> **Activity**: Pick out the lines below with "name" and list them.
************
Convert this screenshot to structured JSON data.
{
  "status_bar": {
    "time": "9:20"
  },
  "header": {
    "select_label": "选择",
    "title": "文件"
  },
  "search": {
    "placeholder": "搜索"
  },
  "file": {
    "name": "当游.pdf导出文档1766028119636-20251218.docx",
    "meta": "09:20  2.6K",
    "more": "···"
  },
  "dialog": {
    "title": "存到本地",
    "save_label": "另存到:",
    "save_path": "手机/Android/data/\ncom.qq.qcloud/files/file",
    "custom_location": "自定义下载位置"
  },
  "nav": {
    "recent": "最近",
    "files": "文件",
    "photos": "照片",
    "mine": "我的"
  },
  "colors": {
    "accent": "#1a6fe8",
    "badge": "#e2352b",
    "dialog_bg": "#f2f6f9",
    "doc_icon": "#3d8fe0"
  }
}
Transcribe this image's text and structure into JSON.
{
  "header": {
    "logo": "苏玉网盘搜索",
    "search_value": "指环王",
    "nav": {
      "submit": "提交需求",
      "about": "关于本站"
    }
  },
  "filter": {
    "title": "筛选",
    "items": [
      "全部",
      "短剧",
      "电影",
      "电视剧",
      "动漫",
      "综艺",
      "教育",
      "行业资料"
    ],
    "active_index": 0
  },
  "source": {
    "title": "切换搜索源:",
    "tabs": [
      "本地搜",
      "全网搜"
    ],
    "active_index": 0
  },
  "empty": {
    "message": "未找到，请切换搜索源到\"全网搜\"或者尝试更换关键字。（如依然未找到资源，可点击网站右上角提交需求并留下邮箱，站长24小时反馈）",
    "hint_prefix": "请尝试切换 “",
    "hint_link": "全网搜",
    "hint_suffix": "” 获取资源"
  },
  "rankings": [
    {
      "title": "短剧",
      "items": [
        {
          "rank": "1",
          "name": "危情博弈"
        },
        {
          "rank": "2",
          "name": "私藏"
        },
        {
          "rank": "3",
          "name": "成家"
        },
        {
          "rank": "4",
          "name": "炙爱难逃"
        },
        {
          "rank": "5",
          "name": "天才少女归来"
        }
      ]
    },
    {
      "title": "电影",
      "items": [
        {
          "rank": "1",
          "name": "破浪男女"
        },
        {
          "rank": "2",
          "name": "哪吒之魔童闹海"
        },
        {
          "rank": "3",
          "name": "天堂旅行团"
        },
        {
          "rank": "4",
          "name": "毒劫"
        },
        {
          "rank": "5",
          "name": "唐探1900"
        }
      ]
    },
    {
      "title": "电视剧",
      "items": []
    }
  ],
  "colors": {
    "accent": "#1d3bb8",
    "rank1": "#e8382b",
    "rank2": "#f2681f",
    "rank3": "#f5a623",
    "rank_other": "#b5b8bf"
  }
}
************
> **Response for this exercise**:
    "name": "当游.pdf导出文档1766028119636-20251218.docx",
          "name": "危情博弈"
          "name": "私藏"
          "name": "成家"
          "name": "炙爱难逃"
          "name": "天才少女归来"
          "name": "破浪男女"
          "name": "哪吒之魔童闹海"
          "name": "天堂旅行团"
          "name": "毒劫"
          "name": "唐探1900"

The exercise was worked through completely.